WHAT IS NEEDED. Whenever a line in the listing contains "this", copy that line.

PROVIDED DATA.
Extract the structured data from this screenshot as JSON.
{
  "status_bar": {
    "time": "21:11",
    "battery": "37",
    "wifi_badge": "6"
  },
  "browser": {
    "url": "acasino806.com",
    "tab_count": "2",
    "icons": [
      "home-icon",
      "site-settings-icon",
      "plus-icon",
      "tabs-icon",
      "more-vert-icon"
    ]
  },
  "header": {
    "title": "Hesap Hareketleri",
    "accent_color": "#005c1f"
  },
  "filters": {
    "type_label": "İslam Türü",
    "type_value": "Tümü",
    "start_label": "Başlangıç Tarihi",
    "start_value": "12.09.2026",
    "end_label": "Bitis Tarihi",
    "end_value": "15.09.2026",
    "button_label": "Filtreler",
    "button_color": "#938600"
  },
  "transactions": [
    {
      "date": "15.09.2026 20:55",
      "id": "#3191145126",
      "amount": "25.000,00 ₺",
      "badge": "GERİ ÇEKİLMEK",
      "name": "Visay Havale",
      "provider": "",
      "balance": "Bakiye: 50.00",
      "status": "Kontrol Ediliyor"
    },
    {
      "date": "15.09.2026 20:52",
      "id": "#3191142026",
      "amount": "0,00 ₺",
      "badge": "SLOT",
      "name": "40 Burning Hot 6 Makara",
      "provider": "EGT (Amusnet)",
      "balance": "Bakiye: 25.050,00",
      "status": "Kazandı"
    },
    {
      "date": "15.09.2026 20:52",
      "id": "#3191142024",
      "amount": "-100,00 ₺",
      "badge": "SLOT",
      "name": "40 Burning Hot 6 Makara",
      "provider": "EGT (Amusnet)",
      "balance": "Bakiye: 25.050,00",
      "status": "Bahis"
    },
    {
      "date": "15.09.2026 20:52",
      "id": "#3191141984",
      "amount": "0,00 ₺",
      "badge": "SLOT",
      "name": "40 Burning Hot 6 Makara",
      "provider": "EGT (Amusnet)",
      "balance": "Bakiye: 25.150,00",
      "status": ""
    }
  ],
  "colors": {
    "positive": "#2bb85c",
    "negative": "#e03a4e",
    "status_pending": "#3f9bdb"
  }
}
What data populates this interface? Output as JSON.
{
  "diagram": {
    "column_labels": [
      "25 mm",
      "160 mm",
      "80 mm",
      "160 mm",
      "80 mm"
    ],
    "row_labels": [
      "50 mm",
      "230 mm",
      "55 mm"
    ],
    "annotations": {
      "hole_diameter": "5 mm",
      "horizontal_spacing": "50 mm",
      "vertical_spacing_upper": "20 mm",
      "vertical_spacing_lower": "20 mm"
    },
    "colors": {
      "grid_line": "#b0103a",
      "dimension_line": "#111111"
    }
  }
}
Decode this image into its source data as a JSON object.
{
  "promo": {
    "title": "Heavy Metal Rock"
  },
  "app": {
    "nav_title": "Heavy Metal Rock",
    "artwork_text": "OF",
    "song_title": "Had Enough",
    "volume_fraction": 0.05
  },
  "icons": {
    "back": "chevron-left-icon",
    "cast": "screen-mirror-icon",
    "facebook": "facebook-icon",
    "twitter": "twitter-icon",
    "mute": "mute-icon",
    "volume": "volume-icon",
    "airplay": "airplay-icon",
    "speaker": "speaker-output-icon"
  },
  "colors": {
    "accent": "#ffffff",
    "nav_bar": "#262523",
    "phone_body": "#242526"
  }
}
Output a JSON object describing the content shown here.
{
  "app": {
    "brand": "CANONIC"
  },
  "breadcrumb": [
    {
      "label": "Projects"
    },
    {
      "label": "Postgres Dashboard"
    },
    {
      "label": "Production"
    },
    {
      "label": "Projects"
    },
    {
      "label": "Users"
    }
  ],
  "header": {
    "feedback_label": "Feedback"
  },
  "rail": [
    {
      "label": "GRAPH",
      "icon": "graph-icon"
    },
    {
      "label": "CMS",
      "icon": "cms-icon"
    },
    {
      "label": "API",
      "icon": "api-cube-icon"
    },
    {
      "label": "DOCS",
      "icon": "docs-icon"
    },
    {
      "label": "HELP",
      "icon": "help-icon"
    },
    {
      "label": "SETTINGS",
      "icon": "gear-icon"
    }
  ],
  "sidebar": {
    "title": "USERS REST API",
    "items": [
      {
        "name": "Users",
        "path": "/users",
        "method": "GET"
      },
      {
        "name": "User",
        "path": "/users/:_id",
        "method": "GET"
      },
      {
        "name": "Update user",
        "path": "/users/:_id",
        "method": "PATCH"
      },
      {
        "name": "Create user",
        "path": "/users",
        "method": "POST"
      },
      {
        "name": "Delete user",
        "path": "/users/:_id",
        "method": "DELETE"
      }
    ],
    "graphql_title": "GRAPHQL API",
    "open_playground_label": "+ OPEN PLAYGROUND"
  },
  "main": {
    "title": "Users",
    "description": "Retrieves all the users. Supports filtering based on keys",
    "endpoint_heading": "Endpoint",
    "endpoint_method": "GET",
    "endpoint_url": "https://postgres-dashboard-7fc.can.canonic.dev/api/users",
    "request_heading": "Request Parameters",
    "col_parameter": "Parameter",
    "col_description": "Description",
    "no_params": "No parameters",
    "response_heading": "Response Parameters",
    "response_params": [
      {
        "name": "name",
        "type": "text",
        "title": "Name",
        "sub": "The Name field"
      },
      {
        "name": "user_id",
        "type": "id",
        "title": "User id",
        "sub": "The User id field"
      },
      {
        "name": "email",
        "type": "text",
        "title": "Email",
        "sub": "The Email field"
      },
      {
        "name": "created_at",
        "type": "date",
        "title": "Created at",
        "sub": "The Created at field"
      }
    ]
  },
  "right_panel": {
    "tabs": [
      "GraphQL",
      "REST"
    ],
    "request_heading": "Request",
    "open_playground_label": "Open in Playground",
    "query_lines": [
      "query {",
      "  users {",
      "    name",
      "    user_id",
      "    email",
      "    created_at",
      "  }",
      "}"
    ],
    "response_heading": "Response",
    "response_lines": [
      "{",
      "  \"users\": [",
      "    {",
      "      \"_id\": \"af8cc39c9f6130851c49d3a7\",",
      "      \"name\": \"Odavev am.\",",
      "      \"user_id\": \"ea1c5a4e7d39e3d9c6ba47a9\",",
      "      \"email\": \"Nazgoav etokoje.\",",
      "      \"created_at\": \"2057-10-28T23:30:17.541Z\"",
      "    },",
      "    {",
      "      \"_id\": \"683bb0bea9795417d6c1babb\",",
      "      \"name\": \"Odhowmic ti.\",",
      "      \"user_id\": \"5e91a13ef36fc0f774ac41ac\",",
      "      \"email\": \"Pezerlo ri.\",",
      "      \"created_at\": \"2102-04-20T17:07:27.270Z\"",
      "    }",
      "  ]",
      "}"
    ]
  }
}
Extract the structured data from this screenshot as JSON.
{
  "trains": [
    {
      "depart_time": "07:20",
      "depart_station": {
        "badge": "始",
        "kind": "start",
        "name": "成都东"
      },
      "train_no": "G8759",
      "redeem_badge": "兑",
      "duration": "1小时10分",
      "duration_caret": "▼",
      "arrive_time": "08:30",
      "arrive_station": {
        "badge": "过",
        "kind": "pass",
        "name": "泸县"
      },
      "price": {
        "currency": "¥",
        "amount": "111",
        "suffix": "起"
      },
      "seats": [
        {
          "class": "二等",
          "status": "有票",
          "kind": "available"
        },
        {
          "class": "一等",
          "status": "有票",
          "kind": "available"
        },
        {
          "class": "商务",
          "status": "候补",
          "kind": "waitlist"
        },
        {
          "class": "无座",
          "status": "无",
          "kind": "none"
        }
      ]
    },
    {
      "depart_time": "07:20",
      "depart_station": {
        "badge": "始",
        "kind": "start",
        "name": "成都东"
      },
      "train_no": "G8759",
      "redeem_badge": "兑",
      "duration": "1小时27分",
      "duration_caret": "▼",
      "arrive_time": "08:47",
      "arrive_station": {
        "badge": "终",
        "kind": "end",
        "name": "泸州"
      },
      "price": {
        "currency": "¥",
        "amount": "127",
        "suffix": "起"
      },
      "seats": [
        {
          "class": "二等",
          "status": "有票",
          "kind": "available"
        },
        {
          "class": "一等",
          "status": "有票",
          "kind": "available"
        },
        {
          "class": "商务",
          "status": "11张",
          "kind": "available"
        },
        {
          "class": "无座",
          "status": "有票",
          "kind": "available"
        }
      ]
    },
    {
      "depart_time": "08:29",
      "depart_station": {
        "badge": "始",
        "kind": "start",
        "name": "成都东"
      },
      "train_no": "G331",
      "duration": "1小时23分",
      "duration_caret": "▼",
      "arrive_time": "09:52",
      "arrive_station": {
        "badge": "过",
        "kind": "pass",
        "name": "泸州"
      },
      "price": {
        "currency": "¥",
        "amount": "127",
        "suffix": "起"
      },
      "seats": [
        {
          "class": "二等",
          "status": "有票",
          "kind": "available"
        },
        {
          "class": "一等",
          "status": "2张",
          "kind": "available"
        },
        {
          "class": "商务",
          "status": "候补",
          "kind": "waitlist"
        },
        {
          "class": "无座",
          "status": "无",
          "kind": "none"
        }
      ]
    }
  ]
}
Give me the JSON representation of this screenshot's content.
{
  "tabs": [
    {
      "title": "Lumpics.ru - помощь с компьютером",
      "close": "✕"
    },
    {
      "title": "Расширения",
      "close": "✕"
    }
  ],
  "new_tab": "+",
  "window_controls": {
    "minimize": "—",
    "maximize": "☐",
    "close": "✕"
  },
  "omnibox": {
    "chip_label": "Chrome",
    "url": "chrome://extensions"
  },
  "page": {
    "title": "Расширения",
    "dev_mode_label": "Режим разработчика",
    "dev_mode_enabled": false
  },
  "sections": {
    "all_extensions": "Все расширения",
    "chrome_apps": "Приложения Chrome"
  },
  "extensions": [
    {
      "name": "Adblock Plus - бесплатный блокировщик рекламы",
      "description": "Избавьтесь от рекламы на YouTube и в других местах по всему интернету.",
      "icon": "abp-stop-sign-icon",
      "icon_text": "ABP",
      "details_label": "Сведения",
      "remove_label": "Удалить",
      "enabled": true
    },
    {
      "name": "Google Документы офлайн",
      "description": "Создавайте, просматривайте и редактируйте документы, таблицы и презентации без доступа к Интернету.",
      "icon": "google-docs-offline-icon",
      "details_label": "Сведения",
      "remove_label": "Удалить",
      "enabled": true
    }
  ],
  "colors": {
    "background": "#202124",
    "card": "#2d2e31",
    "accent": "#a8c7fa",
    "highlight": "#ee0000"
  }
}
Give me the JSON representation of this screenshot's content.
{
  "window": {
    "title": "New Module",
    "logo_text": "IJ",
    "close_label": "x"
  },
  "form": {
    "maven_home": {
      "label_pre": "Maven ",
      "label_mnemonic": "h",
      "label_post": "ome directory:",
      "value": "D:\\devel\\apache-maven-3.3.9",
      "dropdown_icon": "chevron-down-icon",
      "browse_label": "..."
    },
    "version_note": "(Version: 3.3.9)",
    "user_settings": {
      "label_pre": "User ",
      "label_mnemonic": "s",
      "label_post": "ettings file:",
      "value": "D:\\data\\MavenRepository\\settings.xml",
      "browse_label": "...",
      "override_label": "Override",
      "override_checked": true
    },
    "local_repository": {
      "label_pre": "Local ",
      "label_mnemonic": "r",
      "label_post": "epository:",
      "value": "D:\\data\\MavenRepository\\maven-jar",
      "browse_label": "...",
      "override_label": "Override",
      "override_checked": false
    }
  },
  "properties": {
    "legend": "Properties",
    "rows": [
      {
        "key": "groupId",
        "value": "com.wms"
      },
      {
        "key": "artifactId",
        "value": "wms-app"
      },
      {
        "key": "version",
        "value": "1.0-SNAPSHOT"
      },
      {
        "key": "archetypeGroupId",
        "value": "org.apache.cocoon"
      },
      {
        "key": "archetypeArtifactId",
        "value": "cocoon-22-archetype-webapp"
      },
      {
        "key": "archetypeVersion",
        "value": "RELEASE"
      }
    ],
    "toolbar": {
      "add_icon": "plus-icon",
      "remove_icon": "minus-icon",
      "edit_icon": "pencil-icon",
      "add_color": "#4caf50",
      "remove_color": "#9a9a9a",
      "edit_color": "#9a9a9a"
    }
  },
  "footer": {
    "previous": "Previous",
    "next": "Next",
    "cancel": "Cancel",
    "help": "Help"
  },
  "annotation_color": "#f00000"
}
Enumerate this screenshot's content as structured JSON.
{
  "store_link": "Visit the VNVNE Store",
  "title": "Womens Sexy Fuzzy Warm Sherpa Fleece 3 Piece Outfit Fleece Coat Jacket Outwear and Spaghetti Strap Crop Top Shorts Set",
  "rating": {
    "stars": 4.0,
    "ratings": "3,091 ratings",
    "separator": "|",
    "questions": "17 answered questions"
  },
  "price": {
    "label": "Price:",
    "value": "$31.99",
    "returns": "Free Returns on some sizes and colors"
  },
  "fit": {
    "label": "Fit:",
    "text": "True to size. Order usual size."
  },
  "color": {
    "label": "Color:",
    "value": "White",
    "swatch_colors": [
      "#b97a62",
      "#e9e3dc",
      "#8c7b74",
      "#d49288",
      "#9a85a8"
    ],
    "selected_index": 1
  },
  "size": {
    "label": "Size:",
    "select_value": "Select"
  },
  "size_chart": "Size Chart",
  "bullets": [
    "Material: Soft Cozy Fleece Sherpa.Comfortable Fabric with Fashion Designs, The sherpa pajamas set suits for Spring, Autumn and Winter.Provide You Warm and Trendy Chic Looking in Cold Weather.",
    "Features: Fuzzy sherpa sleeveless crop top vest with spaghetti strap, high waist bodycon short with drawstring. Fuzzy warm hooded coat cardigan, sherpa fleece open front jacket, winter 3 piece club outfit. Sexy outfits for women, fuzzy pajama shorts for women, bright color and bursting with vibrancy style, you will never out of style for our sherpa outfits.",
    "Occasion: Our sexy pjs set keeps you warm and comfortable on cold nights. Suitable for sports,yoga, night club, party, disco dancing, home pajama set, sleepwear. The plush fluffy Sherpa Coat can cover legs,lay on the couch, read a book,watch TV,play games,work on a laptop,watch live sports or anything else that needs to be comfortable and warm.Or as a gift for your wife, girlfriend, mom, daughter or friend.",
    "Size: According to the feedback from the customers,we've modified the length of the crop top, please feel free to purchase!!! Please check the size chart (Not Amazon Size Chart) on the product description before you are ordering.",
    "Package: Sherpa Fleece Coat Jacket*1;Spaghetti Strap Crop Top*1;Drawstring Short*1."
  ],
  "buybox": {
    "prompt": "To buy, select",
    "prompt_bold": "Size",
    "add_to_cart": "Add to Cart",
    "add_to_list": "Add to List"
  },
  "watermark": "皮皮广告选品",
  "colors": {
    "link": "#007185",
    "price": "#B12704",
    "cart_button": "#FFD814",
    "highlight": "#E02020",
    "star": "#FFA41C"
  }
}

YOUR SOLUTION.
Extract the structured data from this screenshot as JSON.
What data populates this interface? Output as JSON.
Decode this image into its source data as a JSON object.
Extract the structured data from this screenshot as JSON.
Give me the JSON representation of this screenshot's content.
Give me the JSON representation of this screenshot's content.
Enumerate this screenshot's content as structured JSON.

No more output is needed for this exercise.